Choosing and Protecting a Password
This is not a guide to choosing the best password in the world, and protecting it like it's your PIN number or your life. We realise that if you had to pick unique, extra-long, extra-strong passwords, for all the systems you use, and change them very regularly, and couldn't write them down... that you'd go insane. But, that's no excuse for using the name of your dog, 'password', or a string of expletives with a 1 on the end.
If anything in this document is unclear, or it takes you more than a few minutes to read it, digest it, and come up with a good new password, let rpfuller know, as it obviously needs to be made more simple.
Most people are aware of the most obvious choices of password (if you are using the names of any of your family, please change your password now!)
However, because of the availability of automated password-cracking programs, you should also avoid the following:
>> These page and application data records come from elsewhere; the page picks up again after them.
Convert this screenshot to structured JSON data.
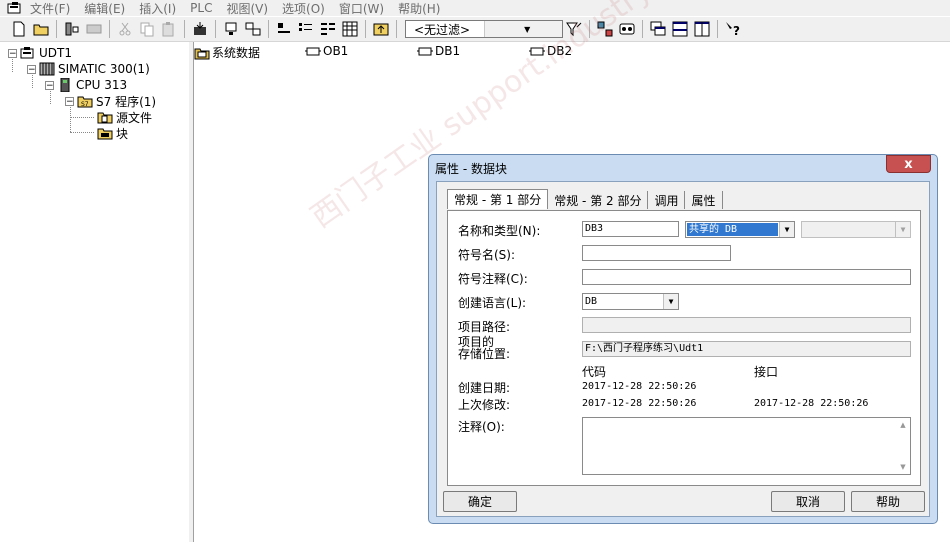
{
  "menubar": {
    "items": [
      "文件(F)",
      "编辑(E)",
      "插入(I)",
      "PLC",
      "视图(V)",
      "选项(O)",
      "窗口(W)",
      "帮助(H)"
    ]
  },
  "toolbar": {
    "filter_value": "<无过滤>"
  },
  "tree": {
    "root": "UDT1",
    "station": "SIMATIC 300(1)",
    "cpu": "CPU 313",
    "program": "S7 程序(1)",
    "sources": "源文件",
    "blocks": "块"
  },
  "content": {
    "items": [
      "系统数据",
      "OB1",
      "DB1",
      "DB2"
    ]
  },
  "watermark": "西门子工业 support.industry.siemens.com 论坛",
  "dialog": {
    "title": "属性 - 数据块",
    "close_label": "x",
    "tabs": [
      "常规 - 第 1 部分",
      "常规 - 第 2 部分",
      "调用",
      "属性"
    ],
    "labels": {
      "name_type": "名称和类型(N):",
      "symbol": "符号名(S):",
      "symbol_comment": "符号注释(C):",
      "language": "创建语言(L):",
      "project_path": "项目路径:",
      "storage_1": "项目的",
      "storage_2": "存储位置:",
      "code_header": "代码",
      "interface_header": "接口",
      "created": "创建日期:",
      "modified": "上次修改:",
      "comment": "注释(O):"
    },
    "values": {
      "name": "DB3",
      "type": "共享的 DB",
      "language": "DB",
      "storage": "F:\\西门子程序练习\\Udt1",
      "created_code": "2017-12-28 22:50:26",
      "modified_code": "2017-12-28 22:50:26",
      "modified_interface": "2017-12-28 22:50:26"
    },
    "buttons": {
      "ok": "确定",
      "cancel": "取消",
      "help": "帮助"
    }
  }
}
- Any word which appears in a dictionary (including highly technical words from your own discipline.)
- Common first names, your surname, names of pets and literary characters, dates of birth.
- Your editor name or car registration number.
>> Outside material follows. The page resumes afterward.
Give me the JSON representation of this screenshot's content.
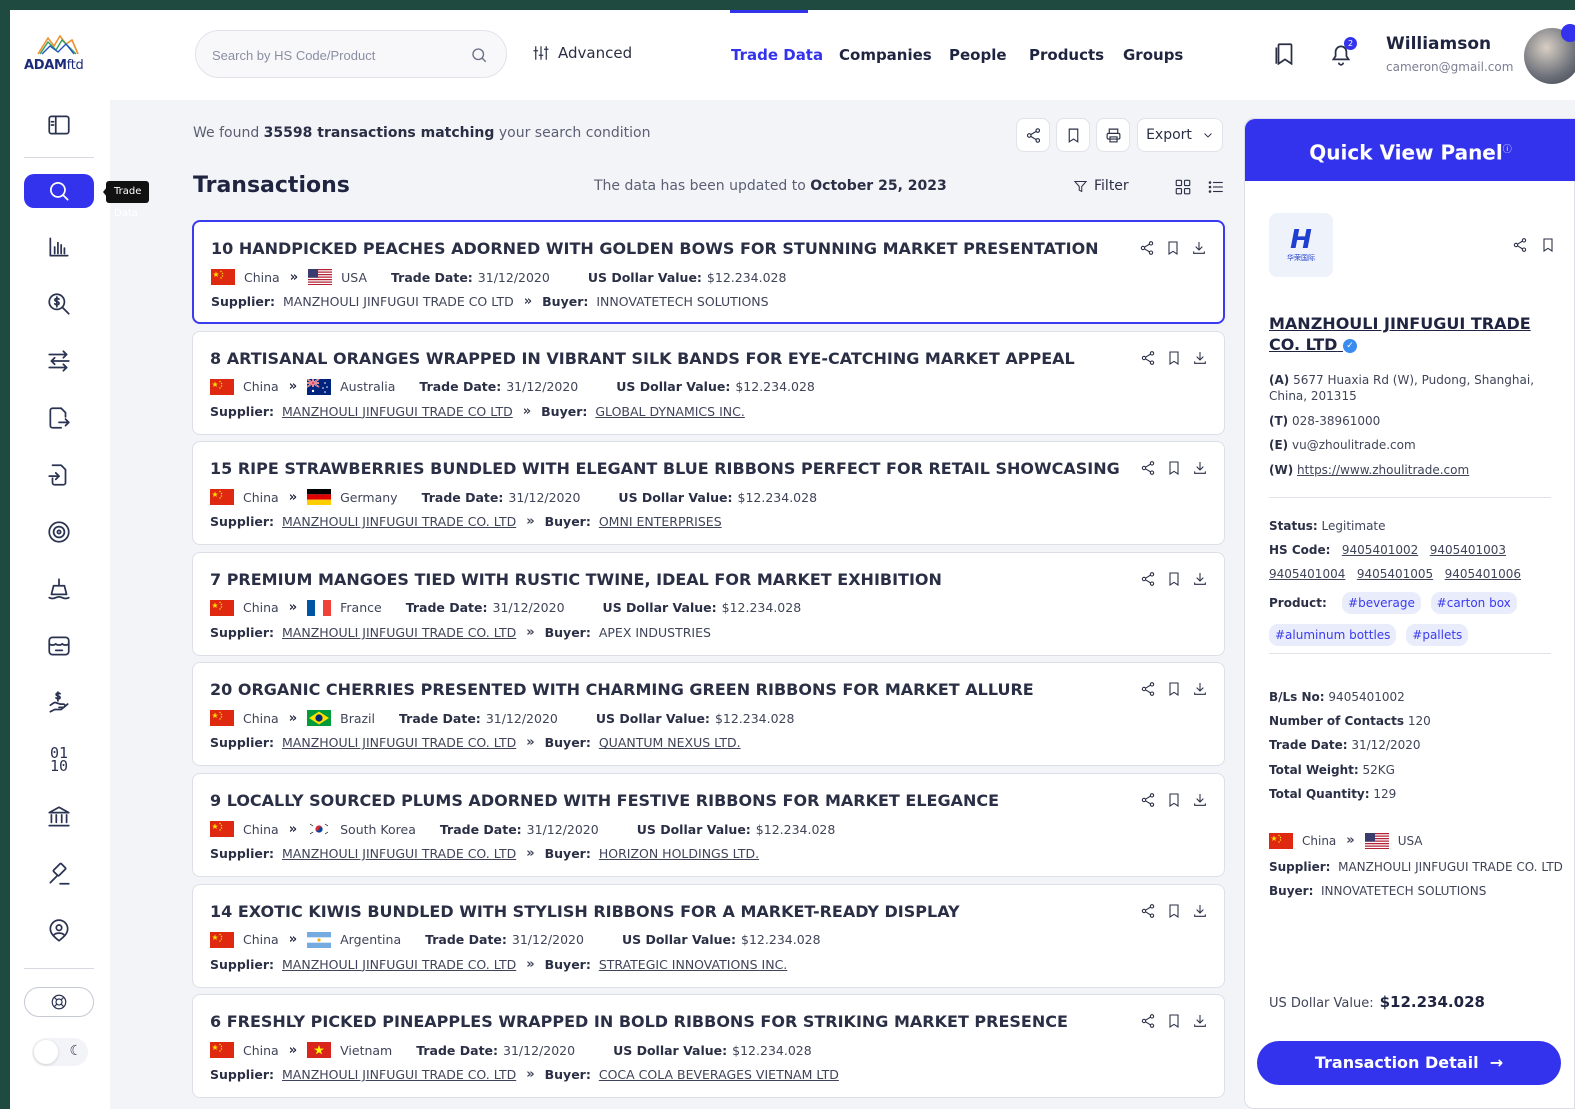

- Passwords of less than seven characters (shorter passwords are easier to crack.)
- Any dictionary word slightly modified (e.g. by adding a number to the end, or changing l to 1.)
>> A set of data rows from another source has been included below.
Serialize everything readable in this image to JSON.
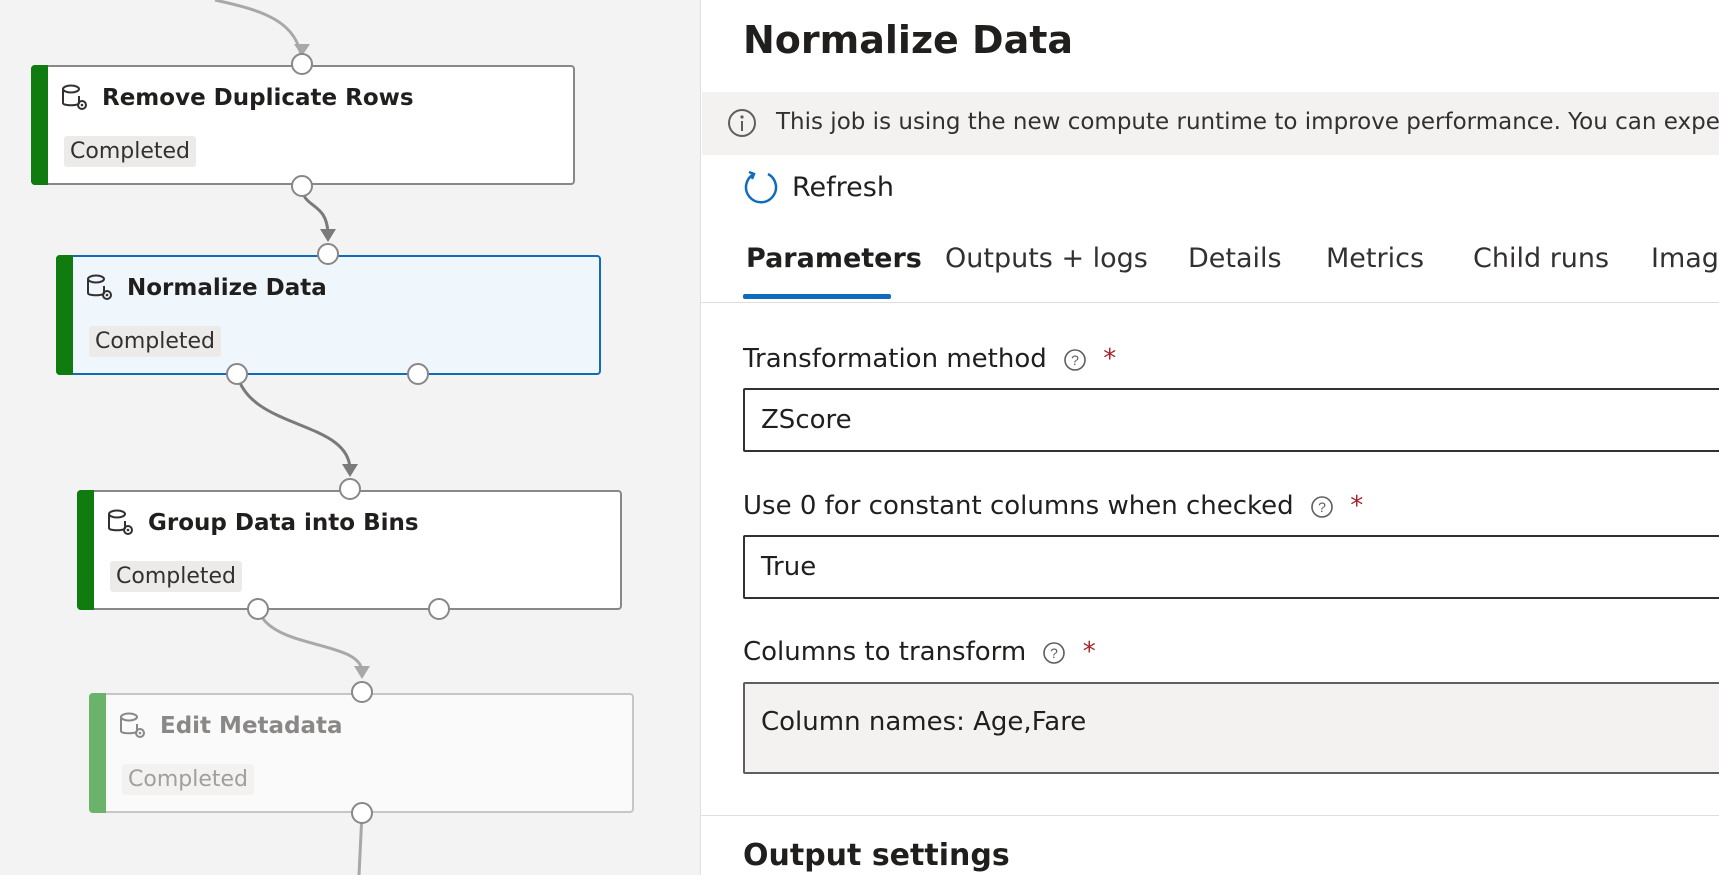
{
  "pipeline": {
    "nodes": [
      {
        "title": "Remove Duplicate Rows",
        "status": "Completed"
      },
      {
        "title": "Normalize Data",
        "status": "Completed"
      },
      {
        "title": "Group Data into Bins",
        "status": "Completed"
      },
      {
        "title": "Edit Metadata",
        "status": "Completed"
      }
    ],
    "icon": "database-gear-icon"
  },
  "panel": {
    "title": "Normalize Data",
    "banner_text": "This job is using the new compute runtime to improve performance. You can expect to see",
    "refresh_label": "Refresh",
    "tabs": [
      "Parameters",
      "Outputs + logs",
      "Details",
      "Metrics",
      "Child runs",
      "Images"
    ],
    "active_tab": "Parameters",
    "fields": [
      {
        "label": "Transformation method",
        "value": "ZScore",
        "required": "*"
      },
      {
        "label": "Use 0 for constant columns when checked",
        "value": "True",
        "required": "*"
      },
      {
        "label": "Columns to transform",
        "value": "Column names: Age,Fare",
        "required": "*"
      }
    ],
    "output_section_title": "Output settings"
  },
  "colors": {
    "accent": "#0f6cbd",
    "completed_bar": "#107c10",
    "required": "#a4262c"
  }
}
- Simple sequences such as QWERTY, LETMEIN, the name of your department or group, or an obvious name spelt backwards.
A recommended technique for choosing passwords which are hard to crack but possible to remember is:
- Choose a short sentence or phrase which makes sense to you (but is not a common saying or proverb), use its initial letters and insert a number or punctuation (preferably both) somewhere in the string. Note that you can mix upper and lower case to make any passwords harder to crack.
- If you have an 8-16 character password, which contains at least any three of upper case, lower case, numbers and special characters, and which doesn't look like a word or your username, you're probably doing well enough. Aim for that.
- Make every effort never to share your password with anyone. If it's written down, make sure it's not for public consumption on the bathroom wall. Don't save your password on a public computer, or a computer whose administrator you do not trust. Do not tell anyone, including ODP metas, administrators, and staff, your password, even if they request it. (Please notify the ODP administrative team if anyone does request your password, however convincing their need sounds.)
- Use a different password for each of dmoz.org, ODP::Passport, Resource Zone, and your shell account on research.dmoz.org. Never supply any of these passwords to a third party or editor-produced tool, however attractive the features of the tool are. (Please notify the ODP administrative team of any third party/editor-produced tool that requests these passwords.)
- Any passwords that you use for ODP systems should be different to all other systems. If you want to use the same password for the dozens of news sites that make you register to read the headlines, please go right ahead, but don't use the same password for the ODP, as we do have data that should not be shared, and if it gets leaked under your user account, it's your responsibility.
- Never re-use an old password, ever. Never use a password given as an example of a good password. (Nor one given as an example of a bad password. :-P) Never use an online password generator or pick a password from a list online.